The conference was themed “Building an Effective, Resilient and Sustainable Education System for Nigeria during and Post COVID-19 Pandemic: The Way Forward.”
The minister claimed that the government has met all but one of ASUU’s five demands.
“I wouldn’t want to speak about ASUU anymore. I’ve said repeatedly that government has met all ASUU’s demands. The one outstanding demand is that ASUU insists on having their own Transparency and Accountability Solution (UTAS) instead of being subject to the government’s Integrated Payroll and Personnel Information System (IPPIS),” he said.
According to him, the federal government’s IPPIS payment platform is not designed to be punitive to anybody. It is a holistic system, if you have a superior one, then we can migrate to it when it is proven to be superior, he said.

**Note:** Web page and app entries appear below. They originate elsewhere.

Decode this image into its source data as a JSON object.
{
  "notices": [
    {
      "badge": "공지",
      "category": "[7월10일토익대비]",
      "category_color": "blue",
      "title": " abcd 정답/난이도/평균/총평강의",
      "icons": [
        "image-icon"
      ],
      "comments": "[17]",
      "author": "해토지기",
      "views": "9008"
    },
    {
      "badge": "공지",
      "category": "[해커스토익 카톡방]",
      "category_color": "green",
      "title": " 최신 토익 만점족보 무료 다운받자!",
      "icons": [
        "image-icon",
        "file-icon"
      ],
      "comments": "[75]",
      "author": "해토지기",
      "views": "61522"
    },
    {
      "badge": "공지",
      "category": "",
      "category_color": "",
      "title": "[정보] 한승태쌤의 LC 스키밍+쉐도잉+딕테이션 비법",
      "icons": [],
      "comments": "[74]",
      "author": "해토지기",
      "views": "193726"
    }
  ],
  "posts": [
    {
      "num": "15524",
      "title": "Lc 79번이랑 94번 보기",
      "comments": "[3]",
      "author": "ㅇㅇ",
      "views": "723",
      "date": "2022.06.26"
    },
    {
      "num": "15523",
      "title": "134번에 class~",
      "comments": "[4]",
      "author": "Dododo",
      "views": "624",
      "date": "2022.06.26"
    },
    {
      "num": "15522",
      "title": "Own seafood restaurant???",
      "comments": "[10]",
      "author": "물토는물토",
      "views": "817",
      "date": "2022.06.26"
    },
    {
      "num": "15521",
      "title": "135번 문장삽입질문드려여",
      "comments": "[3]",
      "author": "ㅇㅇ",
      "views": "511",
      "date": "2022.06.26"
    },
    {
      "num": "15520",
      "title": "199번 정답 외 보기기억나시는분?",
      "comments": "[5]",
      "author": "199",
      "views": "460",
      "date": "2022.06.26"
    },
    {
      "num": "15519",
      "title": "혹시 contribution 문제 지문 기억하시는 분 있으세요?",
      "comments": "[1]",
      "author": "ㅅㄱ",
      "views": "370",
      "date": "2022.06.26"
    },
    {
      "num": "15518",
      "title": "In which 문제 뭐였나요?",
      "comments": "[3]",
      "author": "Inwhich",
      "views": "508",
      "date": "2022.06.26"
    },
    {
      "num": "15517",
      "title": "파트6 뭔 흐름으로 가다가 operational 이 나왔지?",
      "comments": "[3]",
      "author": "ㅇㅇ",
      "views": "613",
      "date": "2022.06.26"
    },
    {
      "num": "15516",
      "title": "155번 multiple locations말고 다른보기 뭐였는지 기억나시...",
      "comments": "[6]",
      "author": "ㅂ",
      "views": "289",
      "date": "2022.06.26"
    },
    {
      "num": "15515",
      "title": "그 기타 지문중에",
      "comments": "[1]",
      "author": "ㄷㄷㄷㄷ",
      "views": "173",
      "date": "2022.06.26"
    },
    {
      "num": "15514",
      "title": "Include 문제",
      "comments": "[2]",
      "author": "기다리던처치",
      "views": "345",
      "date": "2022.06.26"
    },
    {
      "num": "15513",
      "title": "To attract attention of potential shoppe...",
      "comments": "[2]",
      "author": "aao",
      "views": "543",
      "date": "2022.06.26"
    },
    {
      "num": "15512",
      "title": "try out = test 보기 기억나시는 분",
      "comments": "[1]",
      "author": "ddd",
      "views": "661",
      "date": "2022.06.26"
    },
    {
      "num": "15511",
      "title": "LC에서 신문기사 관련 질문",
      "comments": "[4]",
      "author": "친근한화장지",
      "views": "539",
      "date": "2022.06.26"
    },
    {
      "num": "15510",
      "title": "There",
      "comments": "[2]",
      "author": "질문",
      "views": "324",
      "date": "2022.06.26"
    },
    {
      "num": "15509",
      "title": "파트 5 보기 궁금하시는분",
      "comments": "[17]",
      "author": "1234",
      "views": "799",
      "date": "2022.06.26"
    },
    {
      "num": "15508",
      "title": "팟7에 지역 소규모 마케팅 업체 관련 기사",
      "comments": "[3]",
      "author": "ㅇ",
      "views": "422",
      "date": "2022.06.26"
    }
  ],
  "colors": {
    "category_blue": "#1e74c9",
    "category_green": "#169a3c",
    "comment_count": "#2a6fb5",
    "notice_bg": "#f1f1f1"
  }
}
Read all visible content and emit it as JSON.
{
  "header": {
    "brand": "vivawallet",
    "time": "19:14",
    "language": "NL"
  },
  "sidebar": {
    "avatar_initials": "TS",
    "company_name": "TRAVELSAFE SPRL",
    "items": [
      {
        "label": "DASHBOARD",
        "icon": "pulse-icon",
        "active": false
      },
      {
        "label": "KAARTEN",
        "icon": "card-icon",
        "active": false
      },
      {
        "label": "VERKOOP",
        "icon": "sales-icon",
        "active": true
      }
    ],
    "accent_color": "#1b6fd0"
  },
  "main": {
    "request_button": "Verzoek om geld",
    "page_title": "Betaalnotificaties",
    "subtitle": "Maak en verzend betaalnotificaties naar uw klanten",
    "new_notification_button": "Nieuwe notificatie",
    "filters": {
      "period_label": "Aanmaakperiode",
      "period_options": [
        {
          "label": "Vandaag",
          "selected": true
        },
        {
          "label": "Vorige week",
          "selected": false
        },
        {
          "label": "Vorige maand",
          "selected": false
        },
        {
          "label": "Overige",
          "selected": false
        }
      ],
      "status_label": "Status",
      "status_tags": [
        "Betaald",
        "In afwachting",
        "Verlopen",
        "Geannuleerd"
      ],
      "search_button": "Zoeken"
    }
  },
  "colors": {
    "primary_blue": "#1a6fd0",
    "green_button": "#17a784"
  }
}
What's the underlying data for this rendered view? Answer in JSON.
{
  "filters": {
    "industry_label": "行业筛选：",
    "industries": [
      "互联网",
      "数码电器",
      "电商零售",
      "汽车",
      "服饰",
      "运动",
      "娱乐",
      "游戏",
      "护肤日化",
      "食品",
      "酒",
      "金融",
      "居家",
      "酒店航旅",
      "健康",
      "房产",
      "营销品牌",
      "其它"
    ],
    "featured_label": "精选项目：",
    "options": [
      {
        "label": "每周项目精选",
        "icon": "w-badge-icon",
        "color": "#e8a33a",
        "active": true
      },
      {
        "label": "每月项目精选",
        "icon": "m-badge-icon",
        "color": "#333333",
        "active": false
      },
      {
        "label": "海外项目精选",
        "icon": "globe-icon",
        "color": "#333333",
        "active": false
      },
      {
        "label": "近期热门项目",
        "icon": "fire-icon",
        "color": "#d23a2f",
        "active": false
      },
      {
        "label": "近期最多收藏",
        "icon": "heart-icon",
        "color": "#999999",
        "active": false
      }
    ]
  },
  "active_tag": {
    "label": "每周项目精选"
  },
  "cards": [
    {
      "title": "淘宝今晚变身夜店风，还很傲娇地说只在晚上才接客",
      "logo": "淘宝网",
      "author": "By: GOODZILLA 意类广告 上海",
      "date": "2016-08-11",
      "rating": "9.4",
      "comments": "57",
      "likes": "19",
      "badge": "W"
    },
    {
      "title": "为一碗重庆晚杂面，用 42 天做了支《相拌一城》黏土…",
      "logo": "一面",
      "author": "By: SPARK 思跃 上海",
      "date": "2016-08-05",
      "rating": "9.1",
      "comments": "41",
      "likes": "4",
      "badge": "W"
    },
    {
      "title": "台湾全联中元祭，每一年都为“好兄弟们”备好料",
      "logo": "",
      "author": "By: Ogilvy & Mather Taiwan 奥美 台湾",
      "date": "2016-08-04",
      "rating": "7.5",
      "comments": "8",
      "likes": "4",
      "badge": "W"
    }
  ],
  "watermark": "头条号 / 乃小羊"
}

He said it the responsibility of the National Information Technology Development Agency (NITDA) to evaluate ASUU’s UTAS platform, something NITDA is currently doing.
On Earned Academic Allowances, Mr Nwajiuba said the government is in agreement with ASUU and is “not worried about earned allowances.”
“Schools have to be in session to know who is earning what. Government has made provision for that and we don’t think it is a one-off thing because you keep earning. You don’t need to be at home on strike in order to get something done for you, they may be right in the demands, this government has consistently done the things they said they would do so the issue of saying previous governments agreed and therefore, you cannot do that we are not previous governments,” he said.
The minister then said ASUU had to take responsibility for keeping millions of university students out of school.
*“They’ve been at home for the past eight months. Nigerian students are not on strike, the Ministry of Education is not on strike, the federal government is not on strike. So I mean who is on strike?” he said.